Brand-Building in the Time of COVID -19
(Hint: It’s about People — and Always
These questions underscore a fundamental truth about branding. Building a brand is not about designing a logo or business cards or signage or color palettes or product packaging. It’s about human interaction — how your employees engage with each other and how they treat and respond to your customers. Everything else draws its meaning from those human interactions.
A logo can seem more sophisticated or profound because of the great work being done by the company it represents, but that transfer of value never works in the opposite direction. A company will not be perceived as doing great work, at least not sustainably, just because it has an attractive logo.
This is not to say that logos, taglines, and trade dress — the visual manifestations of a brand — are unimportant. They are only important as servants to the larger brand; they must reinforce, amplify and highlight the stories of the people who carry forth the mission behind the brand.
Leading by Example
The new virus-forward normal presents challenges to this fundamental truth of branding. For example, the Trader Joe’s brand is built on the power of human interaction. Its stores are relatively small, yet they’re packed with Crew Members at the registers and in the aisles. Why? They’re there to mingle with customers, answer questions and be available as a face and a voice for the company.
During this crisis, with so many of us avoiding crowds or resorting to curbside pickup, Trader Joe’s faces a 6-foot barrier to delivering on their brand — especially since they don’t offer delivery or pickup. Yet the grocery store chain is responding admirably. Here is a quick summary of its actions, all of which arise from and reinforce its people-first, community-focused approach to selling groceries, and enhance branding during COVID-19.
- All Trader Joe’s stores now dedicate the first hour of operation every day to serve customers over the age of 60 and customers with disabilities. All stores now close at 7 p.m. to allow Crew Members more time with their families, neighbors and communities.
- Stores have increased the frequency of cleanings, paying special attention to high-touch areas such as restrooms, registers, grocery carts and handbaskets.
- To better support each Crew Member in making community-minded decisions, Trader Joe’s has begun providing up to two weeks of additional paid sick leave to Crew Members who have any symptoms of illness.
- The grocery store chain is paying every Crew Member an additional $2/hour as a “thank you” wage.
But what about other brands? Are other companies taking a show-don’t-tell approach to branding during the COVID-19 pandemic? We’ve compiled a few examples of the good, the bad and the ugly.

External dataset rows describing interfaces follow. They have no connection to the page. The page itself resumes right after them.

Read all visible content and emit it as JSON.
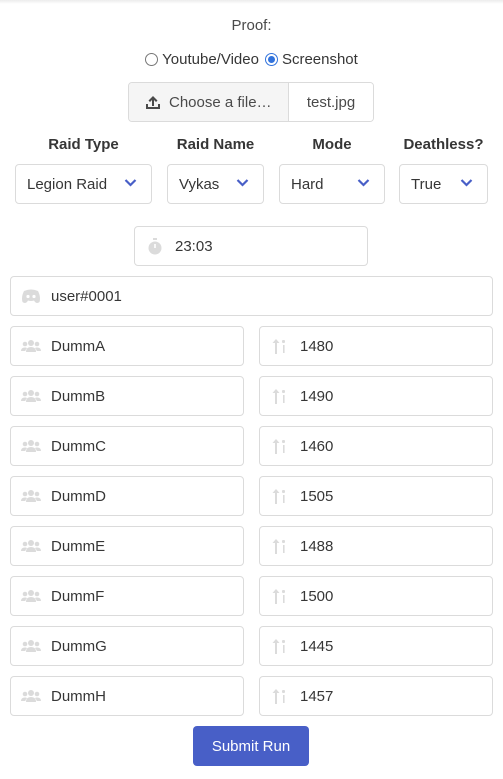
{
  "proof": {
    "label": "Proof:",
    "options": [
      "Youtube/Video",
      "Screenshot"
    ],
    "selected": "Screenshot"
  },
  "file": {
    "button_label": "Choose a file…",
    "file_name": "test.jpg"
  },
  "columns": {
    "raid_type": {
      "label": "Raid Type",
      "value": "Legion Raid"
    },
    "raid_name": {
      "label": "Raid Name",
      "value": "Vykas"
    },
    "mode": {
      "label": "Mode",
      "value": "Hard"
    },
    "deathless": {
      "label": "Deathless?",
      "value": "True"
    }
  },
  "time": "23:03",
  "discord": "user#0001",
  "players": [
    {
      "name": "DummA",
      "ilvl": "1480"
    },
    {
      "name": "DummB",
      "ilvl": "1490"
    },
    {
      "name": "DummC",
      "ilvl": "1460"
    },
    {
      "name": "DummD",
      "ilvl": "1505"
    },
    {
      "name": "DummE",
      "ilvl": "1488"
    },
    {
      "name": "DummF",
      "ilvl": "1500"
    },
    {
      "name": "DummG",
      "ilvl": "1445"
    },
    {
      "name": "DummH",
      "ilvl": "1457"
    }
  ],
  "submit_label": "Submit Run",
  "colors": {
    "accent": "#485fc7",
    "radio": "#3273dc",
    "chevron": "#485fc7",
    "icon": "#dbdbdb"
  }
}
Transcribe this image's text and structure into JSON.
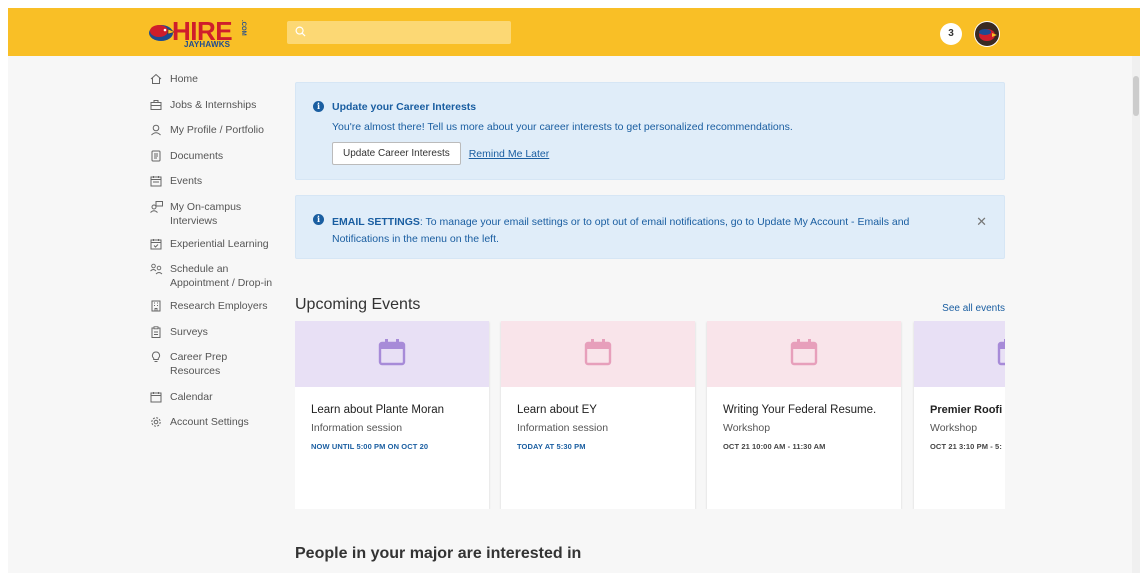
{
  "header": {
    "logo_main": "HIRE",
    "logo_sub": "JAYHAWKS",
    "logo_suffix": ".COM",
    "notification_count": "3"
  },
  "sidebar": {
    "items": [
      {
        "label": "Home",
        "icon": "home-icon"
      },
      {
        "label": "Jobs & Internships",
        "icon": "briefcase-icon"
      },
      {
        "label": "My Profile / Portfolio",
        "icon": "person-icon"
      },
      {
        "label": "Documents",
        "icon": "document-icon"
      },
      {
        "label": "Events",
        "icon": "calendar-icon"
      },
      {
        "label": "My On-campus Interviews",
        "icon": "interview-icon"
      },
      {
        "label": "Experiential Learning",
        "icon": "calendar-check-icon"
      },
      {
        "label": "Schedule an Appointment / Drop-in",
        "icon": "people-icon"
      },
      {
        "label": "Research Employers",
        "icon": "building-icon"
      },
      {
        "label": "Surveys",
        "icon": "clipboard-icon"
      },
      {
        "label": "Career Prep Resources",
        "icon": "lightbulb-icon"
      },
      {
        "label": "Calendar",
        "icon": "calendar-icon"
      },
      {
        "label": "Account Settings",
        "icon": "gear-icon"
      }
    ]
  },
  "alerts": {
    "career": {
      "title": "Update your Career Interests",
      "text": "You're almost there! Tell us more about your career interests to get personalized recommendations.",
      "button": "Update Career Interests",
      "link": "Remind Me Later"
    },
    "email": {
      "strong": "EMAIL SETTINGS",
      "text": ":  To manage your email settings or to opt out of email notifications, go to Update My Account - Emails and Notifications in the menu on the left."
    }
  },
  "events": {
    "title": "Upcoming Events",
    "see_all": "See all events",
    "cards": [
      {
        "title": "Learn about Plante Moran",
        "type": "Information session",
        "when": "NOW UNTIL 5:00 PM ON OCT 20",
        "banner": "#e8e0f5",
        "icon_color": "#a78bd8",
        "when_color": "#1a5ea1"
      },
      {
        "title": "Learn about EY",
        "type": "Information session",
        "when": "TODAY AT 5:30 PM",
        "banner": "#f9e4ea",
        "icon_color": "#e79fbb",
        "when_color": "#1a5ea1"
      },
      {
        "title": "Writing Your Federal Resume.",
        "type": "Workshop",
        "when": "OCT 21 10:00 AM - 11:30 AM",
        "banner": "#f9e4ea",
        "icon_color": "#e79fbb",
        "when_color": "#444"
      },
      {
        "title": "Premier Roofi Career Fair Oc",
        "type": "Workshop",
        "when": "OCT 21 3:10 PM - 5:",
        "banner": "#e8e0f5",
        "icon_color": "#a78bd8",
        "when_color": "#444"
      }
    ]
  },
  "people": {
    "title": "People in your major are interested in"
  }
}
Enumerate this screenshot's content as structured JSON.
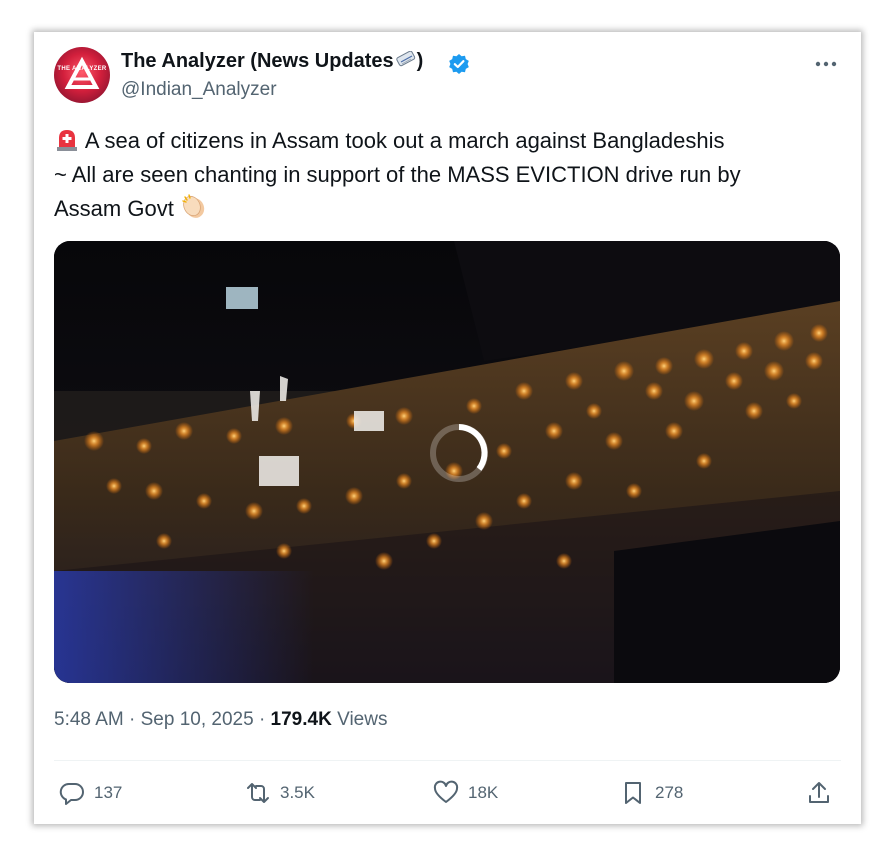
{
  "author": {
    "display_name": "The Analyzer (News Updates",
    "display_name_suffix": ")",
    "handle": "@Indian_Analyzer",
    "avatar_text": "THE ANALYZER",
    "verified_color": "#1d9bf0"
  },
  "tweet": {
    "text_line1": "A sea of citizens in Assam took out a march against Bangladeshis",
    "text_line2": "~ All are seen chanting in support of the MASS EVICTION drive run by",
    "text_line3": "Assam Govt",
    "lead_emoji": "rotating-light-icon",
    "trail_emoji": "clapping-hands-icon"
  },
  "meta": {
    "time": "5:48 AM",
    "separator": "·",
    "date": "Sep 10, 2025",
    "views_count": "179.4K",
    "views_label": "Views"
  },
  "actions": {
    "replies": "137",
    "reposts": "3.5K",
    "likes": "18K",
    "bookmarks": "278"
  },
  "colors": {
    "text_primary": "#0f1419",
    "text_secondary": "#536471",
    "brand": "#1d9bf0"
  }
}
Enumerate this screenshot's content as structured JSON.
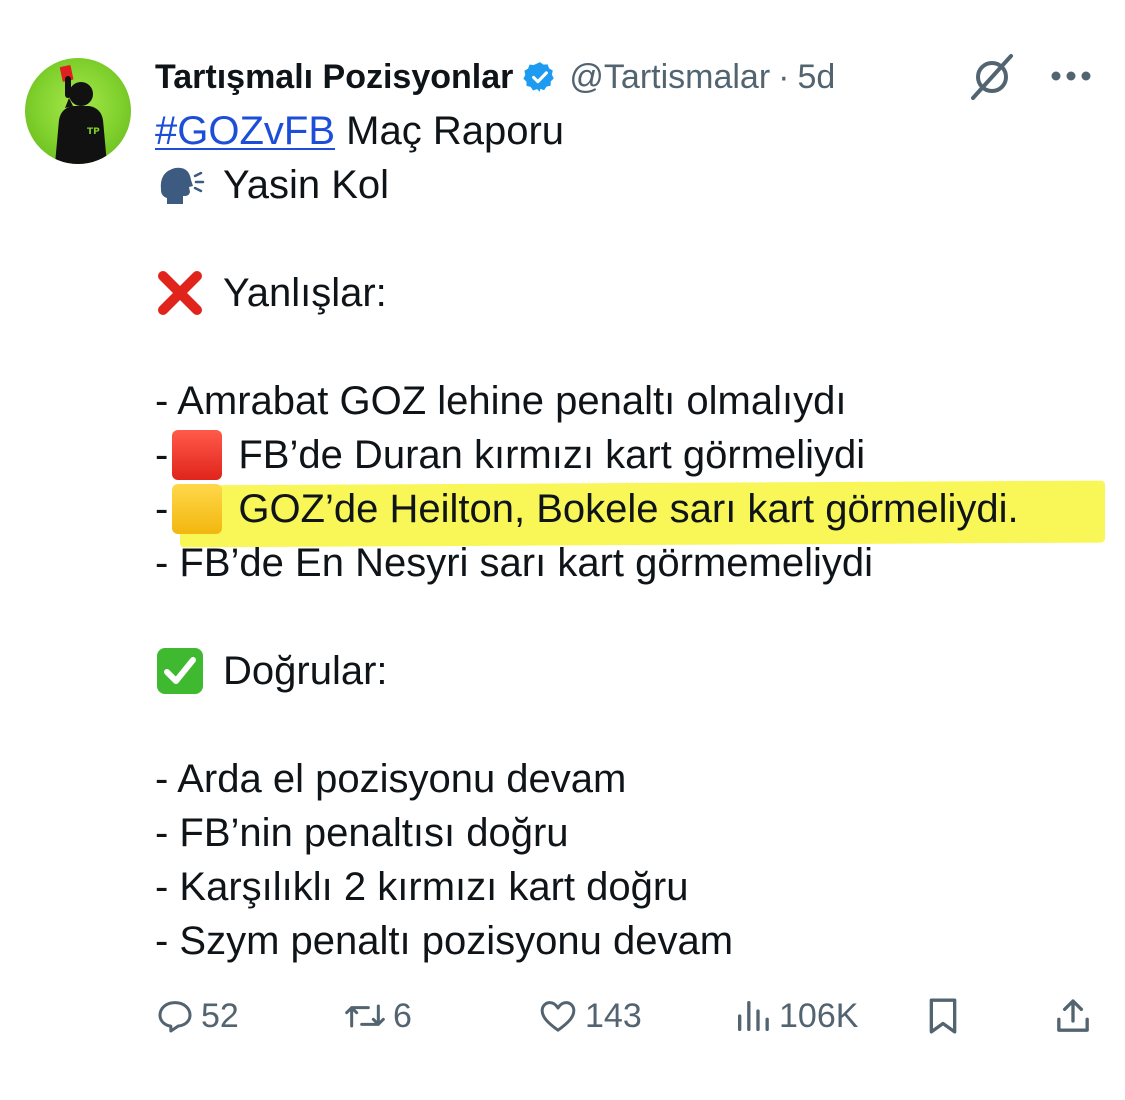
{
  "tweet": {
    "author_name": "Tartışmalı Pozisyonlar",
    "handle": "@Tartismalar",
    "separator": "·",
    "time": "5d",
    "avatar_badge": "TP",
    "hashtag": "#GOZvFB",
    "title_rest": " Maç Raporu",
    "referee_line": "Yasin Kol",
    "wrong_header": "Yanlışlar:",
    "wrong_items": [
      "- Amrabat GOZ lehine penaltı olmalıydı",
      "FB’de Duran kırmızı kart görmeliydi",
      "GOZ’de Heilton, Bokele sarı kart görmeliydi.",
      "- FB’de En Nesyri sarı kart görmemeliydi"
    ],
    "dash": "-",
    "right_header": "Doğrular:",
    "right_items": [
      "- Arda el pozisyonu devam",
      "- FB’nin penaltısı doğru",
      "- Karşılıklı 2 kırmızı kart doğru",
      "- Szym penaltı pozisyonu devam"
    ]
  },
  "actions": {
    "replies": "52",
    "reposts": "6",
    "likes": "143",
    "views": "106K"
  },
  "icons": {
    "verified": "verified-badge-icon",
    "grok": "grok-icon",
    "more": "more-icon",
    "reply": "reply-icon",
    "repost": "repost-icon",
    "like": "like-icon",
    "views": "views-icon",
    "bookmark": "bookmark-icon",
    "share": "share-icon"
  },
  "colors": {
    "text": "#0f1419",
    "muted": "#536471",
    "link": "#1d4ed8",
    "highlight": "#f8f53a",
    "verified": "#1d9bf0"
  }
}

Hourly workers at Costco are getting a $2/hour pay bump through the duration of the pandemic. Starbucks will pay workers for 30 days — whether they come to work or not. Sneaker maker Allbirds has donated more than $500,000 worth of shoes to healthcare workers. Custom Ink, an online seller of custom apparel and accessories, reconfigured some of its manufacturing operations to produce and distribute cloth face masks to the public in order to ease demand on medical-grade masks needed by healthcare workers. And Uber is both encouraging people to stay at home — in direct opposition to a business model that cannot function without close human contact — and providing ten million free rides for coronavirus relief.
In contrast, both Whole Foods and Instacart workers have staged walkouts over unsafe conditions, bringing attention to the fact that their employers are failing to provide them with proper PPE or hand sanitizer. Instacart employees have also complained about unfair tipping practices. GE workers at idle jet engine factories have launched a protest, demanding that they be used to make ventilators rather than be fired or laid off. All of this comes just after the company announced it would be laying off thousands of workers in a bid to save the company $500 million–$1 billion.
Zoom, the videoconferencing app that many small businesses relied on before COVID, saw its usage explode as more and more people found themselves locked at home. Unfortunately, the spike in users also exposed a growing list of security flaws, making it possible for Zoom bombers to intrude on private meetings and, worse, for hackers to gain root access to computers running the app. As a result, a number of businesses, including Google and NASA, have banned Zoom, whiplashing the online upstart from hero to zero in a nanosecond.
Amazon seems to be the only company thriving during the pandemic. But at what cost? According to a number of reports, the online retailer has failed to provide enough supplies like hand sanitizer to warehouse workers, while its anemic leave policy encourages people to come to work sick. Company spokespeople have tried to counter these stories, but it is challenging to overcome the narratives of frightened, frustrated employees and the angry ridicule of late-night TV hosts.
This all brings us to a second fundamental truth about branding during COVID-19: perception is reality. So take note, brands. The world is watching. Be sure what we see is the (hu)man behind the curtain: the living, breathing brand behind the logo.